This week Maria and I launched a new project that is near and dear to our hearts: The Society of Beer Travelers. It is place where like minded people can come together and share their stories and experiences.
When you join the group you also get the Beer Travel Starter Kit which includes the BreweryMap app, Beer Travel Passport, SOBT T-shirt, and profile page to track and share your travels. The whole kit is awesome but I want to take a moment to discuss the Beer Travel Passport as it is near and dear to my heart. Not just because I designed it and am really happy with the way it turned out but because of what it represents.
I love notebooks especially those of the pocket sized variety so it came as no surprise that I instantly had a connection to my first passport. The sheer utilitarian aspect of a book that records your path across the globe is instantly comprehensible. While it was initially designed as a method to verify a citizen’s nationality as they travel, it has turned in to a symbol of travel as a whole.
It is both visual and visceral. The feel of the durable woven cover reminds you of past adventures. Each stamp represents a stage on your journey and in most cases a specific story of discovering new lands. Pages full of half inked stamps conjure up memories of past encounters with people you laughed and shared tales with never to be seen again.
Beer travel is not much different from international travel. You intentionally put yourself somewhere that is unfamiliar to create new experiences. This is why I wanted to create the beer travel equivalent of a passport. Something you can record your journey in with all the tactile, emotional, and functional benefits of the government issued variety.
When it came to designing the actual book I took a lot of cues from the tried and true US passports. It’s straight forward grid layout and typography is clean and meant to be quickly comprehended at a glance.
However, I needed it to be more than a place to collect stamps. During our visits I always found myself needing a notebook to write down tidbits about the brewery, recommendations for nearby beer destinations, names, numbers, and even sketch out an occasional idea or diagram.
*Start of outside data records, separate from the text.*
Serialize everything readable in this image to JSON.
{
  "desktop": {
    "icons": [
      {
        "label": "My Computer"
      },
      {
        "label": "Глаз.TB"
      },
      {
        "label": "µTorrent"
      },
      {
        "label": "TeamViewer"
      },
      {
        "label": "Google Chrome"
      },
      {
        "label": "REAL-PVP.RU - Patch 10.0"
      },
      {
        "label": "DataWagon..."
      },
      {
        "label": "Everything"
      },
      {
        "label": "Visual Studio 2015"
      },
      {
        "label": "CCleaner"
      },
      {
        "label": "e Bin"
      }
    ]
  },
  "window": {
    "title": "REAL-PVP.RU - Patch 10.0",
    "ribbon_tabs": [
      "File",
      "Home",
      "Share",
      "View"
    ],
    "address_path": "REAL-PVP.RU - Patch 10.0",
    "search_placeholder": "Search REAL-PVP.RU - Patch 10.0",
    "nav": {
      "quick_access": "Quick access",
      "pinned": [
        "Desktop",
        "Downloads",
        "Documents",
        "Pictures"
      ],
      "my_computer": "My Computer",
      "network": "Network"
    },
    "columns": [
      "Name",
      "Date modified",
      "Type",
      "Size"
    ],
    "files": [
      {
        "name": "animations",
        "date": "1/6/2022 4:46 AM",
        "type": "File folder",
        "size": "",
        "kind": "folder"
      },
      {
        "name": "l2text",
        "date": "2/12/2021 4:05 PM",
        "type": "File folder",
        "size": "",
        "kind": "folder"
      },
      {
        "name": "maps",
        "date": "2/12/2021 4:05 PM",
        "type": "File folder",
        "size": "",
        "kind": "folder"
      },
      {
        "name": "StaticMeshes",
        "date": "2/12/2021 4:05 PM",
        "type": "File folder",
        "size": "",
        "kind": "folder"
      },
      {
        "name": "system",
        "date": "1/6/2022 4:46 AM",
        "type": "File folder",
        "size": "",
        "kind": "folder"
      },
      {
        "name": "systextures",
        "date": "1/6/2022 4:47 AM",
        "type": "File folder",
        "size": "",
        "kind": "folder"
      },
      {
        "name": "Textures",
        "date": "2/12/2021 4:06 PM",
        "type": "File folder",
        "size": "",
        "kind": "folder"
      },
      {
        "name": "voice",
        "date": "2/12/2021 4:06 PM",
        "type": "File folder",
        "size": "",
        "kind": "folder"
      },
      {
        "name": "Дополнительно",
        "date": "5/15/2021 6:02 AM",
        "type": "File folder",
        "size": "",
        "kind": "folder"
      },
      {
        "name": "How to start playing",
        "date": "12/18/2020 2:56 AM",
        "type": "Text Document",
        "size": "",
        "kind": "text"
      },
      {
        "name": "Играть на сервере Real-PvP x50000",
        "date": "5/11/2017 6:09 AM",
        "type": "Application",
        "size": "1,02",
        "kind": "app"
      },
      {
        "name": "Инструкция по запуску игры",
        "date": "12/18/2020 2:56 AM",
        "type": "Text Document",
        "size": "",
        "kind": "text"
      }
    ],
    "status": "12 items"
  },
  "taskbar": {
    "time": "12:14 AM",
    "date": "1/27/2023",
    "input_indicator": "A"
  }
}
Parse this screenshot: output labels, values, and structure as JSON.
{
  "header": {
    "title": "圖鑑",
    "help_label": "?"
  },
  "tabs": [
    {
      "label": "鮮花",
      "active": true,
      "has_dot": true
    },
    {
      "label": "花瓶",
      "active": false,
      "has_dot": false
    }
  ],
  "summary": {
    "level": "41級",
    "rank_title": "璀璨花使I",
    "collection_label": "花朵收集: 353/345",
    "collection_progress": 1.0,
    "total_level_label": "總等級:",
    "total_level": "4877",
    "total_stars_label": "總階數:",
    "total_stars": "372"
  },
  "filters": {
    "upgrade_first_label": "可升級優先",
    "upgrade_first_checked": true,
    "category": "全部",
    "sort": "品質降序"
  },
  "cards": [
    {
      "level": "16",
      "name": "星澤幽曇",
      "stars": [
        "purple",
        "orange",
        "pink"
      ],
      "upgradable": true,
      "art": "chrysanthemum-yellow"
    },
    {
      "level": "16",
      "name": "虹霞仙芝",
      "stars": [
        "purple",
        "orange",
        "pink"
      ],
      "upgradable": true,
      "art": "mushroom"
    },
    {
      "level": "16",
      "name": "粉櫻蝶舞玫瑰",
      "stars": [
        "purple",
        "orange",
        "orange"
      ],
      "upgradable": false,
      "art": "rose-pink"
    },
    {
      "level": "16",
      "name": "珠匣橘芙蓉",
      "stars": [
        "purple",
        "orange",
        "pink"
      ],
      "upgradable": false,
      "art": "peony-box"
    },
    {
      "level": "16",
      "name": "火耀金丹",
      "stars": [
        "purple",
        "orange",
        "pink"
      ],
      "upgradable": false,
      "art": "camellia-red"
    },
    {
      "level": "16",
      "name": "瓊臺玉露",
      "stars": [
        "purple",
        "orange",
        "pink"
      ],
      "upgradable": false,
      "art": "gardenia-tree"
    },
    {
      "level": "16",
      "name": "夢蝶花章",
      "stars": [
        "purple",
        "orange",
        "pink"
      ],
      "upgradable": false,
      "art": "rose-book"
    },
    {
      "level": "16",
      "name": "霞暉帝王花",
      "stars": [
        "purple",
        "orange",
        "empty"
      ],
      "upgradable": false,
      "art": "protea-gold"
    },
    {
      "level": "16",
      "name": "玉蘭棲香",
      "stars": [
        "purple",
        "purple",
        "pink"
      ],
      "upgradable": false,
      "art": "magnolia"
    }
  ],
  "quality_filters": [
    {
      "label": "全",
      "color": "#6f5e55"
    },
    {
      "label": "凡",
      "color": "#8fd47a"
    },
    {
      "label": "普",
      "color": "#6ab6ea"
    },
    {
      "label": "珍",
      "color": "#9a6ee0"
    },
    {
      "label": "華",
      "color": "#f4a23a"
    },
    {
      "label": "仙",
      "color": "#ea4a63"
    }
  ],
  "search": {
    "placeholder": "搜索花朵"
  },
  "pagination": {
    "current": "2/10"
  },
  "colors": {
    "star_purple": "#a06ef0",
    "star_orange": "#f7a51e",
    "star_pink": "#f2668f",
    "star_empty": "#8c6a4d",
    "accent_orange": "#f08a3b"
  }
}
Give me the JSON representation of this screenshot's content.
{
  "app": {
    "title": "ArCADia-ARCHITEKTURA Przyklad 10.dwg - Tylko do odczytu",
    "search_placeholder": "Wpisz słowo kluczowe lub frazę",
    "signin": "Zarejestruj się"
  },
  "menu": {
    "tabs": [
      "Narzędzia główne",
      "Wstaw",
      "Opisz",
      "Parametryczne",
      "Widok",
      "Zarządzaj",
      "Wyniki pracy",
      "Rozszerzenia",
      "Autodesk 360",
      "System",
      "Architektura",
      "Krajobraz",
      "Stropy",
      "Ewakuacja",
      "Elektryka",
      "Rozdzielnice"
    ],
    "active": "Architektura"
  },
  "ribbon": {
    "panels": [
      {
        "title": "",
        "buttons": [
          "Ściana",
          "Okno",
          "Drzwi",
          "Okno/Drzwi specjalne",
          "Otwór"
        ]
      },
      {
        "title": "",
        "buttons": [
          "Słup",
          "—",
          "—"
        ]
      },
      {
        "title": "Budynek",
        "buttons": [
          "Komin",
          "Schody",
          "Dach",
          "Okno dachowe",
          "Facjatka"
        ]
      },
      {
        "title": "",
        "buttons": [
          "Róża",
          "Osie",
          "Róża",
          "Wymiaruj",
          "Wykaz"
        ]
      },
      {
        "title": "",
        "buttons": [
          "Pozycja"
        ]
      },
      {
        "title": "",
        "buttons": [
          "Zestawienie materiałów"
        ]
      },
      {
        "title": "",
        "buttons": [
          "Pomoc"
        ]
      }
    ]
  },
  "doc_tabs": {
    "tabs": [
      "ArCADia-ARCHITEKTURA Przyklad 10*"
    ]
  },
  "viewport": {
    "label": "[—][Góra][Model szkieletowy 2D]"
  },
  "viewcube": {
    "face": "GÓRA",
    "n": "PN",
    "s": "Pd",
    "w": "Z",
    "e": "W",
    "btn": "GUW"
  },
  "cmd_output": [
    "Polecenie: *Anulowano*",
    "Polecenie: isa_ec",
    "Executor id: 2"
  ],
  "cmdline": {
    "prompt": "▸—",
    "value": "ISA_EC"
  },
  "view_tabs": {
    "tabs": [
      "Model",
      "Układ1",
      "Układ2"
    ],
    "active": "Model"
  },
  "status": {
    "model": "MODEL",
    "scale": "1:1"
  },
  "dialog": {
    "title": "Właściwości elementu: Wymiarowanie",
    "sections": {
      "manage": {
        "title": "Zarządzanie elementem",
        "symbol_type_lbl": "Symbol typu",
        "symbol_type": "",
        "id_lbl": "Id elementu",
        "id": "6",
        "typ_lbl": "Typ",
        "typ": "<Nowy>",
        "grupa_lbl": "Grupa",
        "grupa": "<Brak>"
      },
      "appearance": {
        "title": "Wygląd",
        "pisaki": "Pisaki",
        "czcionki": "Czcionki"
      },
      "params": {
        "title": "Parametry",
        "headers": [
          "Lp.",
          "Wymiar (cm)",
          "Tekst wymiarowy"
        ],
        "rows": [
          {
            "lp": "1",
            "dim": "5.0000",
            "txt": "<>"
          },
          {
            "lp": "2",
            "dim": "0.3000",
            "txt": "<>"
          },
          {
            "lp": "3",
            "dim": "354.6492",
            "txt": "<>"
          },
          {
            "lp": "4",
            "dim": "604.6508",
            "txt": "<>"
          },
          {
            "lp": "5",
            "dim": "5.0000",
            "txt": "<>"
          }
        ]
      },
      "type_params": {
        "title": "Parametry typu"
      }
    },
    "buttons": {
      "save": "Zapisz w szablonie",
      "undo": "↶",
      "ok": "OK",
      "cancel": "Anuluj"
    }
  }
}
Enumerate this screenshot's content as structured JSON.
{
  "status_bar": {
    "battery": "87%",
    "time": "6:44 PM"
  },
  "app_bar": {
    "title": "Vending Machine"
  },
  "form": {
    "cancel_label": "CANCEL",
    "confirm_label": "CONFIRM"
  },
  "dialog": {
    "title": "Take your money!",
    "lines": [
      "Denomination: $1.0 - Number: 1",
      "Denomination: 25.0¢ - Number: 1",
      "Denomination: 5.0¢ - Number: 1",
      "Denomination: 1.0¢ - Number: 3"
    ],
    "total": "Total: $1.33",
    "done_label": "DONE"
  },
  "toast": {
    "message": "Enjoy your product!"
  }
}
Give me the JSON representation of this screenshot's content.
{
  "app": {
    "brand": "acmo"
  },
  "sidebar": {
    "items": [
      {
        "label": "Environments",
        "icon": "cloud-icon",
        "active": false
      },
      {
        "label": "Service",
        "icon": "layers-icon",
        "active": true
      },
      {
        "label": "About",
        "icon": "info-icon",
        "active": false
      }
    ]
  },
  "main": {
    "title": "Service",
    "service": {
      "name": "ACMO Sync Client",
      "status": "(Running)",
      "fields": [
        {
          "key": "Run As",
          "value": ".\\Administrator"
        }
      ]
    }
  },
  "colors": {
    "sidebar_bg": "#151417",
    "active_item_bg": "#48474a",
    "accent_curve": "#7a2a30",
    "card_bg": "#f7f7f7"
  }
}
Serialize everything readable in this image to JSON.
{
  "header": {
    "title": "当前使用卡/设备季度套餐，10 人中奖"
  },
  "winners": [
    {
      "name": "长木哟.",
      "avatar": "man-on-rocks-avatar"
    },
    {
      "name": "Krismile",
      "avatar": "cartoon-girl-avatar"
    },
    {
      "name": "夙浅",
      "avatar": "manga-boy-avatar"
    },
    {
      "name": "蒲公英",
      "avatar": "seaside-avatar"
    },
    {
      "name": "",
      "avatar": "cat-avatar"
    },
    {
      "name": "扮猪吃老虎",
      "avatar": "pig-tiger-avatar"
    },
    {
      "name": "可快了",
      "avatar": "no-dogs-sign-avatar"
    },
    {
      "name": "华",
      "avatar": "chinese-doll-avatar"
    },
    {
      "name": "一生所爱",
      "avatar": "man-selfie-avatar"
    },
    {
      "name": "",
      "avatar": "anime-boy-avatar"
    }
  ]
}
This needed to be a versatile book so I knew line ruled sheets were out, but I didn’t like the idea of just having a blank page. I settled on a happy mix by using a dotted grid to provide straight lines when you needed them but small enough to ignore when you didn’t.
It also needed to be easy to fill out the basics so you could concentrate on the experience, not on recording the experience. Many times I found myself missing part of conversation as I was too focused on recording what I had just heard. I decided to use check boxes for the standard info like the type of destination and how you traveled to it.
The validation system needed to be versatile enough to account for anything since many breweries and bars don’t have a stamp. We decided to keep it simple and provide enough room for some common memorabilia like stickers, signatures, and stamps as well since Ale Trails and the like are becoming more and more popular.
A fun addition we made were the maps in the back. These allow you to mark off the states and even countries that this passport has seen. Check them off or fill in the map, either way you’ll have a visual record of the adventure.
Of course a passport needs to be personal. You have to feel that is unique to you and no one else could use it. So just as any other passport would require a photo and signature to be valid, so does the Society. The Date of Issue and Completion boxes allow you to keep your journeys straight as you fill up multiple Passports and see more and more places.
It was a fun process and I am really excited with how well they turned out. I think every beer traveler should have one, but remember you can only get the passport by joining the Society of Beer Travelers so sign up while supplies last.